Sister McCaughey was introduced as being successful in maintaining schools (Chicago's Catholic Schools) having records of little violence. She said that there are occasional problems between students but there is basically a peaceful atmosphere in her schools. She credits this to the schools' close ties to the children's families and that this cooperative effort is understood by the parents as a prerequisite for admission. She said although it is true that some very difficult children must be dismissed, this is also true for any Chicago Public School. She also pointedly credited early childhood education as being essential to having fewer problems in her schools.

Harriet Meyer, probably the person we have to thank for Chicago's new childhood programs, was confronted with the idea that Chicago elementary teachers feel that local funding of these recently added preschool programs has taken money away from them. Meyer said that we are one of the few western nations that have not funded early childhood programs.

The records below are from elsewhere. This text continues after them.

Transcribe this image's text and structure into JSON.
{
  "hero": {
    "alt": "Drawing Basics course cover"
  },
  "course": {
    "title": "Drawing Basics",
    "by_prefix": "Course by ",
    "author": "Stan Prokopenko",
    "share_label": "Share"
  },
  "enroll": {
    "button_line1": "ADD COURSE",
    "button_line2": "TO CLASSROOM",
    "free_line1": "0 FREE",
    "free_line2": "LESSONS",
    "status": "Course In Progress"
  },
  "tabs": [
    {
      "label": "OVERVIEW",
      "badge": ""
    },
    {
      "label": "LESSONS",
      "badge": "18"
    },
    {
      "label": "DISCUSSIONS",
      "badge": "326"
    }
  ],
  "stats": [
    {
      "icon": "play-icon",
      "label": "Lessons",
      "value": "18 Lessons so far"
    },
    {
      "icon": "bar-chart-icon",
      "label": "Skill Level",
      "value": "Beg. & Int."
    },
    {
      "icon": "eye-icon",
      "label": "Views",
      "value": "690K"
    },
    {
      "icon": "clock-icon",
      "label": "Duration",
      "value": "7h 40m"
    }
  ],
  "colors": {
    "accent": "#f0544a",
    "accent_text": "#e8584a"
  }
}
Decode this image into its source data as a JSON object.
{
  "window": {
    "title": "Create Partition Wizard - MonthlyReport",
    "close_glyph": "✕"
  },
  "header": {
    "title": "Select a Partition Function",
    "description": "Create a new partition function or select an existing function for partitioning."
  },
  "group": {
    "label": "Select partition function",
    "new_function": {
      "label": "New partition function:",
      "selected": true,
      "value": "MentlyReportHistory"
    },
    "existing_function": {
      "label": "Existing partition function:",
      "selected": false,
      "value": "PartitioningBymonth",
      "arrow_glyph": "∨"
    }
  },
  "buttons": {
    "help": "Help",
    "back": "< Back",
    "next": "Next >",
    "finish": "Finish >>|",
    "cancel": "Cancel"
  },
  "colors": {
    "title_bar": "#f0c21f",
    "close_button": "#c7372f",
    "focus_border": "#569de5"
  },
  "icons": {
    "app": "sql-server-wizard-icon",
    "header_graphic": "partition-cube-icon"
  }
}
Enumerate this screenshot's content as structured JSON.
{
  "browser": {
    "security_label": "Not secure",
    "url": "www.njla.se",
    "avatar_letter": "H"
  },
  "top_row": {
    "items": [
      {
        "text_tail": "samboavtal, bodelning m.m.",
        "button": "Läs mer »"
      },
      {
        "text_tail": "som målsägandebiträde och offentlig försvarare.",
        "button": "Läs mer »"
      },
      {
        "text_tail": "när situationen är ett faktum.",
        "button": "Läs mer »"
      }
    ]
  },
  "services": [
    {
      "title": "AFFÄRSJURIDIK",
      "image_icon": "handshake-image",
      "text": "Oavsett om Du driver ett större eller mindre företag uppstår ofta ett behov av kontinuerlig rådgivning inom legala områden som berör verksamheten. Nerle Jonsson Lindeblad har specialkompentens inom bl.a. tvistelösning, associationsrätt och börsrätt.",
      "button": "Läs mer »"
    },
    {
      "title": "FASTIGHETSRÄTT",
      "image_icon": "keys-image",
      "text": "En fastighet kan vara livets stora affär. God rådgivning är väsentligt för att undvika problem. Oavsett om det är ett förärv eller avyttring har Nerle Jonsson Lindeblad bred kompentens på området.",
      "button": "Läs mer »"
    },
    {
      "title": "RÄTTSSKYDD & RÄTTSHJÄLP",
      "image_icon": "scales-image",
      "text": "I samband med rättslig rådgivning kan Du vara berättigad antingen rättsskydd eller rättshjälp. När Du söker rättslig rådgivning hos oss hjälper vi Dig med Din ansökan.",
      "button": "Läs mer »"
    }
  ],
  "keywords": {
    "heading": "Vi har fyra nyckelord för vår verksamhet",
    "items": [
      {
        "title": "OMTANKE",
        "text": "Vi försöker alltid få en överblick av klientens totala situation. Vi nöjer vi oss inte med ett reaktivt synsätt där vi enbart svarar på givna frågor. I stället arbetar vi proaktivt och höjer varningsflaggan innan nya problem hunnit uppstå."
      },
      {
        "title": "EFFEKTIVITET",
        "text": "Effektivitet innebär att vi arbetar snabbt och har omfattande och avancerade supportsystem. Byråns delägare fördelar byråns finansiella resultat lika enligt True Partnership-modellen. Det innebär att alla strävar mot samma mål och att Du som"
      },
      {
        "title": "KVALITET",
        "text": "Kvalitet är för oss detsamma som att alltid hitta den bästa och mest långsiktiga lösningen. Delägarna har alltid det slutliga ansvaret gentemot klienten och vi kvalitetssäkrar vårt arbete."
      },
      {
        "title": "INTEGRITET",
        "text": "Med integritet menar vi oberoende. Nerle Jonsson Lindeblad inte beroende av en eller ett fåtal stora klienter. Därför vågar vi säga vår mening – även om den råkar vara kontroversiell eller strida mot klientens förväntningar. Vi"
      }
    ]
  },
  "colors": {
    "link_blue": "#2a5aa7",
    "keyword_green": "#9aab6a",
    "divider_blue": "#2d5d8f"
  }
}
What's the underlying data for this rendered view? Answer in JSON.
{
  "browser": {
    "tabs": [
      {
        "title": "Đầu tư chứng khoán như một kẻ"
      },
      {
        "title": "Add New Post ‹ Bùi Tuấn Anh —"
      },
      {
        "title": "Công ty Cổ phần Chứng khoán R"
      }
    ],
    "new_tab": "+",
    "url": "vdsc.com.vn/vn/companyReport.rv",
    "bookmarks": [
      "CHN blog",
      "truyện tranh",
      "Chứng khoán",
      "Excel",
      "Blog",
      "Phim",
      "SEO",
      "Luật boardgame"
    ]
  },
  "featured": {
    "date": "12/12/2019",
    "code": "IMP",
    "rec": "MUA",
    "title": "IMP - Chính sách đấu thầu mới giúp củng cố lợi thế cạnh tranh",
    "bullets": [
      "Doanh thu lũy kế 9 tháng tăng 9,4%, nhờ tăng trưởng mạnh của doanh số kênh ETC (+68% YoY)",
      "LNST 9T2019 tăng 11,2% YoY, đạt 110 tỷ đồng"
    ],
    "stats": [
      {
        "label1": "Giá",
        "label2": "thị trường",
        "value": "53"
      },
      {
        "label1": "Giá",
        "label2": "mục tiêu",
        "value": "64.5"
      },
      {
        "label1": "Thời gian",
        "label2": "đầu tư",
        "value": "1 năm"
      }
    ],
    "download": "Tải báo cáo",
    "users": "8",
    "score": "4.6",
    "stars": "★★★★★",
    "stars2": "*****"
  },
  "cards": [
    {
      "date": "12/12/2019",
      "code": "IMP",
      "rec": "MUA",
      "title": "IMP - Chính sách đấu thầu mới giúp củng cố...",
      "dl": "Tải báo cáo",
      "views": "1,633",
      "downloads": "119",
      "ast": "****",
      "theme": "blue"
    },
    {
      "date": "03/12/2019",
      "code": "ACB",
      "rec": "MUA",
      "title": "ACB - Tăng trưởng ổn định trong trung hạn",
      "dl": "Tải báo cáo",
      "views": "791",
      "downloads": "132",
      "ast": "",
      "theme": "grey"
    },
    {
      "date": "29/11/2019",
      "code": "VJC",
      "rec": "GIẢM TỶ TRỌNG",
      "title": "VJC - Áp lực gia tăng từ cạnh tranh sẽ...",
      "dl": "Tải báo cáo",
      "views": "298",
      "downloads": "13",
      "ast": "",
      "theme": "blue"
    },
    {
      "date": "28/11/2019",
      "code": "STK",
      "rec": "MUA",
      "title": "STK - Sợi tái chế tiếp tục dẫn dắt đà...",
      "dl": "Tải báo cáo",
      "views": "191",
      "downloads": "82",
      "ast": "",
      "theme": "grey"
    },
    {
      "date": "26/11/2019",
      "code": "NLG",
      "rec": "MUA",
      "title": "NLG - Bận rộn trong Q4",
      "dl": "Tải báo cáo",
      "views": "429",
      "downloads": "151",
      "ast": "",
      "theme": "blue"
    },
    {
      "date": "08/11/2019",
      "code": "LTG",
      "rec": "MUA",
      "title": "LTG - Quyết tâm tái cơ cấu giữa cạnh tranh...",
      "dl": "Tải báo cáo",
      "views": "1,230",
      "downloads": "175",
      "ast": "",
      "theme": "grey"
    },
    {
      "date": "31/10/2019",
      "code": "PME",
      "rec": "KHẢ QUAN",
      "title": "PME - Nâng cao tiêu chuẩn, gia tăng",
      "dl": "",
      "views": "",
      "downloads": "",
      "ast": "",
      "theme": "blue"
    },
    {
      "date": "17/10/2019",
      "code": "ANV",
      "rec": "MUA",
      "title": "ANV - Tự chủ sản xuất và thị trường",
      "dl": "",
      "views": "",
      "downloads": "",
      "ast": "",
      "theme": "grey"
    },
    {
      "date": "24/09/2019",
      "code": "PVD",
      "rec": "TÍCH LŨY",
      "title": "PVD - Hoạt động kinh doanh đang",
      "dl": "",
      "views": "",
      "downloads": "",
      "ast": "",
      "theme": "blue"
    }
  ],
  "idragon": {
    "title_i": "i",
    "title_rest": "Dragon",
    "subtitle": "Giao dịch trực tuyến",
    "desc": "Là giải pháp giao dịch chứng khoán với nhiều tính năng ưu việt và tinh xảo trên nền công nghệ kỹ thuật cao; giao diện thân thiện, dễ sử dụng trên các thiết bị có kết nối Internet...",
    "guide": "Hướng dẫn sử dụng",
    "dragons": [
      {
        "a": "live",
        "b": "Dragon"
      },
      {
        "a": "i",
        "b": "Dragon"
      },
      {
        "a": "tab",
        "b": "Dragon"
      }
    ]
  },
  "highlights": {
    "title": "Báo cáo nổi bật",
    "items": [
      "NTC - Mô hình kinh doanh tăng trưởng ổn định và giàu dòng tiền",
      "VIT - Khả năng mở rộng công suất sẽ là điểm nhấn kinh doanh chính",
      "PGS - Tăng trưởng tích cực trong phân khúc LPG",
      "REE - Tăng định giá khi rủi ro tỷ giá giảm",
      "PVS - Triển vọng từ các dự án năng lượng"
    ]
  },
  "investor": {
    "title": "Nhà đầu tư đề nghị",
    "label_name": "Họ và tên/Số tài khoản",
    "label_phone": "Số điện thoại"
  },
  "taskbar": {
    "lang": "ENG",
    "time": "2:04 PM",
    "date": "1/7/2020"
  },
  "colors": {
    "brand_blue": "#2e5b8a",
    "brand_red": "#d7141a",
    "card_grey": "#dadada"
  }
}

She added that research shows that children having an early childhood education, even missing an effective elementary education can become effective adults. Without the early childhood education, any defective educational effort is apt to impair that adult's ability to function positively in society.

At the end of the meeting Ron Huberman stated “The school's culture has to be established by the teachers—not the kids.”

So true, sir. But build a school like the one in my neighborhood, one large enough to house 942 students, 84.5% living below the poverty line, one like Roberto Clemente. Look at the surrounding neighborhoods where they live, and the only obvious wealth seems to come from dealing drugs. By the time most of our boys reach Clemente, they are committed to a neighborhood gang for its power if not its drugs. The gangs have already taught them to be loyal and tough. So even though only half these students are boys, the neighborhood girls defer to them. A company of marines might be able to change their culture, but adults wanting them to read books and write papers... Get real! You are too late. Listen to Harriet Meyer: we have to get there first!